'''

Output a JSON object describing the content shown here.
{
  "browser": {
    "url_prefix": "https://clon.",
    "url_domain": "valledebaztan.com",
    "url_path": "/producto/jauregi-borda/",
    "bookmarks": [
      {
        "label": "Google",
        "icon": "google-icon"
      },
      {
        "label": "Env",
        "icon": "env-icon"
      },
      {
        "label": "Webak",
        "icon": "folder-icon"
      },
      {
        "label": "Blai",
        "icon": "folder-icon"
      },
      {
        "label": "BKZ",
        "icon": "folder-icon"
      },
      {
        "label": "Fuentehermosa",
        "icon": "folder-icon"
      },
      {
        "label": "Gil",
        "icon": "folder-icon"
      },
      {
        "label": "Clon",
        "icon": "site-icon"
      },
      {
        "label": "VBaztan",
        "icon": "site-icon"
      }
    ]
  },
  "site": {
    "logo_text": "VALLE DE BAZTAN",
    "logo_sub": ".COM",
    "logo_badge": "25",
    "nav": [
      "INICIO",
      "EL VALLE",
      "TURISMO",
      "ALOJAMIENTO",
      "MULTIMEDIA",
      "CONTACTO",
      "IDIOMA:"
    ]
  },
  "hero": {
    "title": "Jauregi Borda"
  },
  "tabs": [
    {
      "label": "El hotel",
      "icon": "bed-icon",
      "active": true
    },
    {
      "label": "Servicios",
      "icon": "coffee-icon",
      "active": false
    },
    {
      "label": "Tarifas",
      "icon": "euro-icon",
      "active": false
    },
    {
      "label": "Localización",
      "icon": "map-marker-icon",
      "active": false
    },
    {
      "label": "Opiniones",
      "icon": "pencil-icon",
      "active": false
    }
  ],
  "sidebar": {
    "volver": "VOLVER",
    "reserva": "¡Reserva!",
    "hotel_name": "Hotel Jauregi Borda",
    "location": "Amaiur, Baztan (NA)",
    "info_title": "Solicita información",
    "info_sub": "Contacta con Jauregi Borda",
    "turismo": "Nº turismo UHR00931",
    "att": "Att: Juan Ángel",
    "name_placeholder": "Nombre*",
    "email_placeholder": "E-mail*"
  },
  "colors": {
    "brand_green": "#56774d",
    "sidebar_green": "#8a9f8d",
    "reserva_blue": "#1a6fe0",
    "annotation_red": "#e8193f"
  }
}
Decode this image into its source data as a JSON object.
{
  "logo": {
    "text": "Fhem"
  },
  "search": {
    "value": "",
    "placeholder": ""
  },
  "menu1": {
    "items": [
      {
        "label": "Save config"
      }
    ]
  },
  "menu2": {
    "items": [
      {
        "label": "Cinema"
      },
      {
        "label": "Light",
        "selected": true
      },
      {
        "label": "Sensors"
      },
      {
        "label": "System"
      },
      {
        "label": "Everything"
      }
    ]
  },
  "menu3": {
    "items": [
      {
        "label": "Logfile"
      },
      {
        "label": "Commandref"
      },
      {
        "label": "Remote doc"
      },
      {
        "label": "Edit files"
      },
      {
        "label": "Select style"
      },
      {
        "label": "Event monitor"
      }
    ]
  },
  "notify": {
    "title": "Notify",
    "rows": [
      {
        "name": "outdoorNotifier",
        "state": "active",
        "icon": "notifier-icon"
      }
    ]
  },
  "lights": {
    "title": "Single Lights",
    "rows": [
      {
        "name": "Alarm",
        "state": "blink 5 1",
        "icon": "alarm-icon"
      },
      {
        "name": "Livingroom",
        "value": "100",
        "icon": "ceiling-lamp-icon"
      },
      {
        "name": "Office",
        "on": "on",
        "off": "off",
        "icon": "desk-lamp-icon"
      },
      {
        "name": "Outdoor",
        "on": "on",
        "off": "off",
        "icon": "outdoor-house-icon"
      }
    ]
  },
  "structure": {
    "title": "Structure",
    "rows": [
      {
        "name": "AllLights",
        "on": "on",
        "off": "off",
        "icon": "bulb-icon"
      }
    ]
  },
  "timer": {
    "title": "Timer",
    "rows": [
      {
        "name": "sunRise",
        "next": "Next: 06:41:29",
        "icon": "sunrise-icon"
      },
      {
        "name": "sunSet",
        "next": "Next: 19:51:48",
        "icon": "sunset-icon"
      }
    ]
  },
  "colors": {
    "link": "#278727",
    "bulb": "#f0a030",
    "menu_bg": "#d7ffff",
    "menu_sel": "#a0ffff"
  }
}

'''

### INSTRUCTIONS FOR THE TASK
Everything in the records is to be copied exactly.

### COMPLETED TASK
Output a JSON object describing the content shown here.
{
  "browser": {
    "url_prefix": "https://clon.",
    "url_domain": "valledebaztan.com",
    "url_path": "/producto/jauregi-borda/",
    "bookmarks": [
      {
        "label": "Google",
        "icon": "google-icon"
      },
      {
        "label": "Env",
        "icon": "env-icon"
      },
      {
        "label": "Webak",
        "icon": "folder-icon"
      },
      {
        "label": "Blai",
        "icon": "folder-icon"
      },
      {
        "label": "BKZ",
        "icon": "folder-icon"
      },
      {
        "label": "Fuentehermosa",
        "icon": "folder-icon"
      },
      {
        "label": "Gil",
        "icon": "folder-icon"
      },
      {
        "label": "Clon",
        "icon": "site-icon"
      },
      {
        "label": "VBaztan",
        "icon": "site-icon"
      }
    ]
  },
  "site": {
    "logo_text": "VALLE DE BAZTAN",
    "logo_sub": ".COM",
    "logo_badge": "25",
    "nav": [
      "INICIO",
      "EL VALLE",
      "TURISMO",
      "ALOJAMIENTO",
      "MULTIMEDIA",
      "CONTACTO",
      "IDIOMA:"
    ]
  },
  "hero": {
    "title": "Jauregi Borda"
  },
  "tabs": [
    {
      "label": "El hotel",
      "icon": "bed-icon",
      "active": true
    },
    {
      "label": "Servicios",
      "icon": "coffee-icon",
      "active": false
    },
    {
      "label": "Tarifas",
      "icon": "euro-icon",
      "active": false
    },
    {
      "label": "Localización",
      "icon": "map-marker-icon",
      "active": false
    },
    {
      "label": "Opiniones",
      "icon": "pencil-icon",
      "active": false
    }
  ],
  "sidebar": {
    "volver": "VOLVER",
    "reserva": "¡Reserva!",
    "hotel_name": "Hotel Jauregi Borda",
    "location": "Amaiur, Baztan (NA)",
    "info_title": "Solicita información",
    "info_sub": "Contacta con Jauregi Borda",
    "turismo": "Nº turismo UHR00931",
    "att": "Att: Juan Ángel",
    "name_placeholder": "Nombre*",
    "email_placeholder": "E-mail*"
  },
  "colors": {
    "brand_green": "#56774d",
    "sidebar_green": "#8a9f8d",
    "reserva_blue": "#1a6fe0",
    "annotation_red": "#e8193f"
  }
}
Decode this image into its source data as a JSON object.
{
  "logo": {
    "text": "Fhem"
  },
  "search": {
    "value": "",
    "placeholder": ""
  },
  "menu1": {
    "items": [
      {
        "label": "Save config"
      }
    ]
  },
  "menu2": {
    "items": [
      {
        "label": "Cinema"
      },
      {
        "label": "Light",
        "selected": true
      },
      {
        "label": "Sensors"
      },
      {
        "label": "System"
      },
      {
        "label": "Everything"
      }
    ]
  },
  "menu3": {
    "items": [
      {
        "label": "Logfile"
      },
      {
        "label": "Commandref"
      },
      {
        "label": "Remote doc"
      },
      {
        "label": "Edit files"
      },
      {
        "label": "Select style"
      },
      {
        "label": "Event monitor"
      }
    ]
  },
  "notify": {
    "title": "Notify",
    "rows": [
      {
        "name": "outdoorNotifier",
        "state": "active",
        "icon": "notifier-icon"
      }
    ]
  },
  "lights": {
    "title": "Single Lights",
    "rows": [
      {
        "name": "Alarm",
        "state": "blink 5 1",
        "icon": "alarm-icon"
      },
      {
        "name": "Livingroom",
        "value": "100",
        "icon": "ceiling-lamp-icon"
      },
      {
        "name": "Office",
        "on": "on",
        "off": "off",
        "icon": "desk-lamp-icon"
      },
      {
        "name": "Outdoor",
        "on": "on",
        "off": "off",
        "icon": "outdoor-house-icon"
      }
    ]
  },
  "structure": {
    "title": "Structure",
    "rows": [
      {
        "name": "AllLights",
        "on": "on",
        "off": "off",
        "icon": "bulb-icon"
      }
    ]
  },
  "timer": {
    "title": "Timer",
    "rows": [
      {
        "name": "sunRise",
        "next": "Next: 06:41:29",
        "icon": "sunrise-icon"
      },
      {
        "name": "sunSet",
        "next": "Next: 19:51:48",
        "icon": "sunset-icon"
      }
    ]
  },
  "colors": {
    "link": "#278727",
    "bulb": "#f0a030",
    "menu_bg": "#d7ffff",
    "menu_sel": "#a0ffff"
  }
}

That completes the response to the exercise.